CLUBS: Your children should join the clubs they actually want to be involved in; encourage them to participate actively. Ideally, your children would start a society based on their interest or something they feel strongly about. It can be something socially impactful, or it can be a fun club for student members to take a respite from their heavy academic load. In my daughter’s school one student formed a Superhero Club where they went to all the openings of the latest Marvel or DC Comics films. Needless to say, this was years before the pandemic, when we could still go to the movies.
ATHLETICS: This is an essential component of high school life that is being severely impacted by the pandemic. As you most probably have heard or read, even professional sports are beleaguered by COVID-19 infections. Schools will be challenged to find a way students can participate in sports at this time.
ARTS CLASS: If your children’s school offers art electives, encourage them to take a course. Usually, in the first year, the grade level dean encourages students to try various classes on offer so they can determine what they really want to focus on in the next three years.
LANGUAGE: Besides the core subjects – English, History, Math, Science – a world language is a requirement for admission into college. In some elementary schools, students can take Mandarin and Spanish immersion classes. The Pasadena Unified School District, for one, offers French in addition to Mandarin and Spanish. If they continue on, these children will be ready not merely for college; they will be well-equipped for an increasingly global society.
COMMUNITY SERVICE: Your children should do something they feel strongly about and work it every summer; it shows commitment to the activity they took on. This is going to be an essential component in your children’s transcript. Admissions officers are looking for depth of community involvement.

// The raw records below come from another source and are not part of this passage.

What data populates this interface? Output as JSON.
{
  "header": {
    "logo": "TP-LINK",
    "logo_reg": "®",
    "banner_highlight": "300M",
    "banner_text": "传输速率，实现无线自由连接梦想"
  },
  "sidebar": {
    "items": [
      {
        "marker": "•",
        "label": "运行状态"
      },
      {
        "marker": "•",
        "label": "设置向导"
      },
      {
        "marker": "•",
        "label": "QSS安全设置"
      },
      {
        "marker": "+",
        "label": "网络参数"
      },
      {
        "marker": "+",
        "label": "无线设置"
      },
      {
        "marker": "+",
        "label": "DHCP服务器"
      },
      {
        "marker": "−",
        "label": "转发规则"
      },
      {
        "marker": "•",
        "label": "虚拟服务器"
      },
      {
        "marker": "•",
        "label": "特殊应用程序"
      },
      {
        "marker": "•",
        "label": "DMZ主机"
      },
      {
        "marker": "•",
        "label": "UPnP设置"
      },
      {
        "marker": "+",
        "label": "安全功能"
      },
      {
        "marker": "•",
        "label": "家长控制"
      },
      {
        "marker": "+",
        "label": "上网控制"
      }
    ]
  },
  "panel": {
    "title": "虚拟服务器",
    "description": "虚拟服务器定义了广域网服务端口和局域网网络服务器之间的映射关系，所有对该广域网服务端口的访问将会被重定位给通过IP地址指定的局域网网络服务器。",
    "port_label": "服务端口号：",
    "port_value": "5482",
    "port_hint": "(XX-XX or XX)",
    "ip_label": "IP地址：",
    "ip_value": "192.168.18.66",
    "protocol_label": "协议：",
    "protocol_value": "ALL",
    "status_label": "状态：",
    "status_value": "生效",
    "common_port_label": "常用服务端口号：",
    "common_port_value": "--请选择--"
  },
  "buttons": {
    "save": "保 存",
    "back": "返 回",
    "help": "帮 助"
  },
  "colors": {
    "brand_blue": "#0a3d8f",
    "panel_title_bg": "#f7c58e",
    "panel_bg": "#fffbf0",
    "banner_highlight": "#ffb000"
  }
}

SUMMER CAMP/ENRICHMENT COURSE: If your children have a passion for a particular activity, they should pursue a summer program related to it. Guidance counselors in some schools compile a list of the most engaging courses locally, out-of-state, or internationally.
It goes without saying that all the above activities are merely supplements to good grades in the core subjects. Loading up on extra-curriculars at the expense of grades is definitely ill-advised. While admissions officers at all the universities talk about their holistic approach in their selection process, a student’s GPA remains a very critical, if not the single most important, component of your children’s college application.
Your children have fully transitioned into high school, the demands of which were drilled into their subconscious the past school year. They have to put 9th grade behind them and face 10th grade with renewed energy and enthusiasm.
This is going to be your children’s busiest school year. Make sure your children confer with their school’s counselor to ascertain they have all the courses required for graduating and for college. They need to know what standardized exams they’ll need to take for the college application. They should research which colleges and universities offer the course(s) they would like to pursue.
By this time, your children should know where they will be applying and have visited the schools. They should have taken all standardized exams required for college applications, firmed up their college/university list, researched all kinds of scholarships, lined up teachers to write their recommendations, perfected their personal statement, and learned how to complete the common application.